● **What the task asks**:
Select, from the data, each line where "structured" occurs.

(Interface dataset entries)
+ + + + +

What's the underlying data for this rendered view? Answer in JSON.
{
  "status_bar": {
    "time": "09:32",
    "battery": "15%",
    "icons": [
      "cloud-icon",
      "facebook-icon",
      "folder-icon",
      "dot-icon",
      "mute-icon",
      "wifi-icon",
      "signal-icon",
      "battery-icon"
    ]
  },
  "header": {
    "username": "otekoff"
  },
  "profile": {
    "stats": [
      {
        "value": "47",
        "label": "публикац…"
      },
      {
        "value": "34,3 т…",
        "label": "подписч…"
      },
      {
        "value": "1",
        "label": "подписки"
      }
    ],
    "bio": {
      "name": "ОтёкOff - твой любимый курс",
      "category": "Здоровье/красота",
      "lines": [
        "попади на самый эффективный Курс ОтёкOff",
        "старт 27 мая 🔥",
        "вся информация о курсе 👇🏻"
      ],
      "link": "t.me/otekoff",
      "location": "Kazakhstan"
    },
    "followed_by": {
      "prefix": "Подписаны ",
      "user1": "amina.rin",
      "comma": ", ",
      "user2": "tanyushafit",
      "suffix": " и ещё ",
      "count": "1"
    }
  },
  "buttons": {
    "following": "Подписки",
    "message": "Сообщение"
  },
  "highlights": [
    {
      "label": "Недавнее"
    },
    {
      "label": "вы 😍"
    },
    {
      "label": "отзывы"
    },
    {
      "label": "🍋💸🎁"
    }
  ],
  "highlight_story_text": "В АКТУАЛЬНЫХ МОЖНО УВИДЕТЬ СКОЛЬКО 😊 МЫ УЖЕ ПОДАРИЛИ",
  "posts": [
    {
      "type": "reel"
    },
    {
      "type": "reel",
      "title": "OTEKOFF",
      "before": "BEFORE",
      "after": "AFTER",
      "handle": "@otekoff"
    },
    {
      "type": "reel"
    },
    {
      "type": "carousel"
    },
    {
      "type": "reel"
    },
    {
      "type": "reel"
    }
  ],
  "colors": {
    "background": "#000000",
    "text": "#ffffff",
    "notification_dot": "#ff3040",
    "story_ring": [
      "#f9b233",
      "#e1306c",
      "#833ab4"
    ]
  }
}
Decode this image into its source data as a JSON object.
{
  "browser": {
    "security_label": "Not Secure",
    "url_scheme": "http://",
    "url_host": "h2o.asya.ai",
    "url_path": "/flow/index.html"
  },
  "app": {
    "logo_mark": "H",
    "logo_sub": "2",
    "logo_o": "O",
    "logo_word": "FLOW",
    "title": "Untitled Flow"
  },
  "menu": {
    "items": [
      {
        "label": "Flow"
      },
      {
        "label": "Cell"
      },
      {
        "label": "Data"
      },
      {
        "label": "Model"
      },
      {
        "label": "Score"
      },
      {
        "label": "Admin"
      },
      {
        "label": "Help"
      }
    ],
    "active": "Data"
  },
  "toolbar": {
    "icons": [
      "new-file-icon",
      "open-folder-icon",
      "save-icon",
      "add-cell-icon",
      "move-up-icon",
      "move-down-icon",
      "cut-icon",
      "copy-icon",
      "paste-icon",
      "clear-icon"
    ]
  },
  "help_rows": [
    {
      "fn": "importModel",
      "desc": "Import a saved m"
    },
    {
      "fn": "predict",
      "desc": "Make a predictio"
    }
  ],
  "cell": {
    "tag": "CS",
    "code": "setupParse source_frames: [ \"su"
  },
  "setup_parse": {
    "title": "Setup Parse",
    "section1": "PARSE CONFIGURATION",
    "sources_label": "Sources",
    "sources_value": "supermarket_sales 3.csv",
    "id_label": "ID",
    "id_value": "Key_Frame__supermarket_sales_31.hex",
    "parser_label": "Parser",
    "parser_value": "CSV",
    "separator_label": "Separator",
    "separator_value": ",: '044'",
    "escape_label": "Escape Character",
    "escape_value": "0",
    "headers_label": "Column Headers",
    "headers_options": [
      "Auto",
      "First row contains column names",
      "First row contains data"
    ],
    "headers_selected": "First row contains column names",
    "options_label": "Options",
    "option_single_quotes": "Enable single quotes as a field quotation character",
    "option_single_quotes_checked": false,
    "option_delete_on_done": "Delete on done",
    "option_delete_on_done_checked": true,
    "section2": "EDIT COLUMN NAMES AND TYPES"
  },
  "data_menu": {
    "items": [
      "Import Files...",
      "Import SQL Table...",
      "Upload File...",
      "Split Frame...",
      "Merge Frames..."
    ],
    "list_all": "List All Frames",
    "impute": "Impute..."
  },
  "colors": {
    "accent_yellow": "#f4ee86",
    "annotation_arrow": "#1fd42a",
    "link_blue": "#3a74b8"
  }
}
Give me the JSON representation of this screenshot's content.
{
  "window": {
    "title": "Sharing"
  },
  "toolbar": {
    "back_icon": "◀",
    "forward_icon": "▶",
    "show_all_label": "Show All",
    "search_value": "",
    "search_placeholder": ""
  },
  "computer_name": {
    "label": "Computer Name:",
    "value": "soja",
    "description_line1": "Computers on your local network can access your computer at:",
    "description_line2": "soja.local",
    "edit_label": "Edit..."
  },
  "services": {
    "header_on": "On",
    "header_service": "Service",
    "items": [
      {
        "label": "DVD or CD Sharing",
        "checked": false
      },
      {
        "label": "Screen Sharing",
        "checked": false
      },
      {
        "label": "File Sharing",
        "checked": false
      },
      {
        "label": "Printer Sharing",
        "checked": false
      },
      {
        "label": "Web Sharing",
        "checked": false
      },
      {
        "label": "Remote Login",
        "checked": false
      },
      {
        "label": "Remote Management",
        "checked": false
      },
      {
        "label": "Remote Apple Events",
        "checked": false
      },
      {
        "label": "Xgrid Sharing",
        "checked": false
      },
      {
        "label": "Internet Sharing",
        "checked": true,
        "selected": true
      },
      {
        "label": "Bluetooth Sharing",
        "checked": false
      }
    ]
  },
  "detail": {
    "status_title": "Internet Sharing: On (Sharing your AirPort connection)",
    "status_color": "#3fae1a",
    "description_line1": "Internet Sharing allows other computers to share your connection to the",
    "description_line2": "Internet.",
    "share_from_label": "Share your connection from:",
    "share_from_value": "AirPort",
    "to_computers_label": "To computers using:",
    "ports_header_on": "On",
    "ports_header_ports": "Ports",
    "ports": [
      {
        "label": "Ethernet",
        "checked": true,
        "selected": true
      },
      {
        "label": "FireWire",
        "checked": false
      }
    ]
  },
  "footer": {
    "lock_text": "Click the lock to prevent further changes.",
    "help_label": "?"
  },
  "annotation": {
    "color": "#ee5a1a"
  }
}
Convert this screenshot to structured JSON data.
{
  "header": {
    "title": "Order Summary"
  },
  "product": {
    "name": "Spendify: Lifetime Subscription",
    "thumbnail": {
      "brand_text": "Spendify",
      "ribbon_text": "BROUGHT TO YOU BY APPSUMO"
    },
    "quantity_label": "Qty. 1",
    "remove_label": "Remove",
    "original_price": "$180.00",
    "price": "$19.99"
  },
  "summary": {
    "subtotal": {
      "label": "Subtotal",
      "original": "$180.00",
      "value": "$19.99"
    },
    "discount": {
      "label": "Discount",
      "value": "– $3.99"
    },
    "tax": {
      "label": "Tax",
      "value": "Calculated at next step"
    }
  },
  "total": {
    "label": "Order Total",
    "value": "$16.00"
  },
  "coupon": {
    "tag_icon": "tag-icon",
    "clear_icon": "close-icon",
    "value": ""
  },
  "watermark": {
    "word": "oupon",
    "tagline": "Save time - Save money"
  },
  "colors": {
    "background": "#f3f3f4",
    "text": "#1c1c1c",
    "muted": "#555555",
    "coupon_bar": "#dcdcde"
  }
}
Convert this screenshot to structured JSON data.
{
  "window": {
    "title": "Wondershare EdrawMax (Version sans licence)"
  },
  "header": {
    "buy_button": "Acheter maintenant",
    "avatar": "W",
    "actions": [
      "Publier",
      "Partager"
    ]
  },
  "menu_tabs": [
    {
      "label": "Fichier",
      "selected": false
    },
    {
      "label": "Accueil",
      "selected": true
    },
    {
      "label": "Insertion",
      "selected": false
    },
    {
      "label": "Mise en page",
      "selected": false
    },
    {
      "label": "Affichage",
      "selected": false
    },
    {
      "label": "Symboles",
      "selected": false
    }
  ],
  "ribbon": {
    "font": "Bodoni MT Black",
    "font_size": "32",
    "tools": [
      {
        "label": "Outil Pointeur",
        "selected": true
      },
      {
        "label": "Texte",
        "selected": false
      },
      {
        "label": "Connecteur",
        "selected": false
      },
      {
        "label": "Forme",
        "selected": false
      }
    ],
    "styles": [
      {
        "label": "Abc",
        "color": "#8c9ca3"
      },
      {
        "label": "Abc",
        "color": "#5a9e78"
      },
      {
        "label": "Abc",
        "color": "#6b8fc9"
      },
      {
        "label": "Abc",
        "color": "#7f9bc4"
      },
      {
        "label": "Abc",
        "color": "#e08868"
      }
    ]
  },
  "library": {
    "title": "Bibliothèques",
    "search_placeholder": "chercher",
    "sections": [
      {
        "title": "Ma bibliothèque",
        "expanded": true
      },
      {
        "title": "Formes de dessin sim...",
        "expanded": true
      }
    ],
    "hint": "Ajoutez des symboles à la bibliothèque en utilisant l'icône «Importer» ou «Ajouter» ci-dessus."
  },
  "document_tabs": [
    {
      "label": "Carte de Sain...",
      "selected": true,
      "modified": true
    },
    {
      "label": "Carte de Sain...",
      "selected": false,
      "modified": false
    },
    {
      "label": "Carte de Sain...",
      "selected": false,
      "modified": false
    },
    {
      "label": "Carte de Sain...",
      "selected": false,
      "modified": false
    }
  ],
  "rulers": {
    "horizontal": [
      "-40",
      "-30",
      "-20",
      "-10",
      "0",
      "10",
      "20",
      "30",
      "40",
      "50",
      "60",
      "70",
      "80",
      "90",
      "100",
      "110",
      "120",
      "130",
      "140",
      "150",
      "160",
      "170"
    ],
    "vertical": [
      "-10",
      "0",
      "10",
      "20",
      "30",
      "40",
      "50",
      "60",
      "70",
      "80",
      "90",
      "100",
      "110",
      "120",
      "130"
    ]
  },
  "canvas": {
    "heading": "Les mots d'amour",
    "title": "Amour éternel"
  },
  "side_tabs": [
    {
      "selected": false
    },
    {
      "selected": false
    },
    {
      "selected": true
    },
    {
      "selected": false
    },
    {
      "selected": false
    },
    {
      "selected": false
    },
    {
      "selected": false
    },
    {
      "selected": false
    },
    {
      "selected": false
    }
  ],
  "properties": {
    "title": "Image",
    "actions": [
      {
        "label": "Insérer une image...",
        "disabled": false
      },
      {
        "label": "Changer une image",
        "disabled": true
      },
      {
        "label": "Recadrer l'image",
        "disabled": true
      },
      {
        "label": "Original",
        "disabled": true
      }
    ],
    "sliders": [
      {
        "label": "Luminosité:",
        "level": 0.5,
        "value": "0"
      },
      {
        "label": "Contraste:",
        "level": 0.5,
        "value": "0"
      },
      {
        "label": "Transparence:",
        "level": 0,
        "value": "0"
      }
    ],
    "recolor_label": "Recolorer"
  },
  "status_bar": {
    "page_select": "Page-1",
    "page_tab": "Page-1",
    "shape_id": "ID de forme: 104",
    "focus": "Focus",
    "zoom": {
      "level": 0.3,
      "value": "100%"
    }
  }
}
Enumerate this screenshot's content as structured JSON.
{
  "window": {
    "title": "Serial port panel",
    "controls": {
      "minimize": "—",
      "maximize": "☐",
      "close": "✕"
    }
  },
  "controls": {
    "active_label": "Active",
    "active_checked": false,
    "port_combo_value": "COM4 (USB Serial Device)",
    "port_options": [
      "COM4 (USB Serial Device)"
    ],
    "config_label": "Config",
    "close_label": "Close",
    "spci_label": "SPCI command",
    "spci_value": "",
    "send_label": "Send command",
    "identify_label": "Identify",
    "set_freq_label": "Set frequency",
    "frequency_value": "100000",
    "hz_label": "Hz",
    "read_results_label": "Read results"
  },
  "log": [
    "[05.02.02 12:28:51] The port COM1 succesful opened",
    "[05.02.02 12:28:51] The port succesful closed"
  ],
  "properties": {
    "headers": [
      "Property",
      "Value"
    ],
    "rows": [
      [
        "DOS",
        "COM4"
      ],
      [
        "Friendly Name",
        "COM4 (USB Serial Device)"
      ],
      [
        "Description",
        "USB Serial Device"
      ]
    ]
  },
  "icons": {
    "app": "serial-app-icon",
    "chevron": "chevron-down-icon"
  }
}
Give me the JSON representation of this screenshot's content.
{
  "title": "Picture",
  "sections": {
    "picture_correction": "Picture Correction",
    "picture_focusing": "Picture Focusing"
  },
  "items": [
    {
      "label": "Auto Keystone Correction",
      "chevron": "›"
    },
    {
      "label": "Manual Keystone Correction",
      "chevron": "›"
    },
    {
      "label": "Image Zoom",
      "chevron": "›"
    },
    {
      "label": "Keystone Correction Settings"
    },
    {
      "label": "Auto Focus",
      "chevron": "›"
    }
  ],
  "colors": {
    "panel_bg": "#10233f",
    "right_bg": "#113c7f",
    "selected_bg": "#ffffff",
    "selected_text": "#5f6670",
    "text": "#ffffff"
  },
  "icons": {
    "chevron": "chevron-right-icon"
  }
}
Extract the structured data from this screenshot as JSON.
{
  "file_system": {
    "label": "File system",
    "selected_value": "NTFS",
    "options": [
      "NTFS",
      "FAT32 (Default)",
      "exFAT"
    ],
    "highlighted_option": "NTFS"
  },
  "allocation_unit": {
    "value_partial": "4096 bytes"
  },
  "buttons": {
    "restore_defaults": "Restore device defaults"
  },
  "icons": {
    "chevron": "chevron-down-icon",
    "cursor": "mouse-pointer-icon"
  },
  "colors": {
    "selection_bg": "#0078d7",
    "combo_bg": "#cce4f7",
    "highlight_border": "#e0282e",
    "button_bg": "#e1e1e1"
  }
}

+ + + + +

● **Solution**:
Convert this screenshot to structured JSON data.
Convert this screenshot to structured JSON data.
Enumerate this screenshot's content as structured JSON.
Extract the structured data from this screenshot as JSON.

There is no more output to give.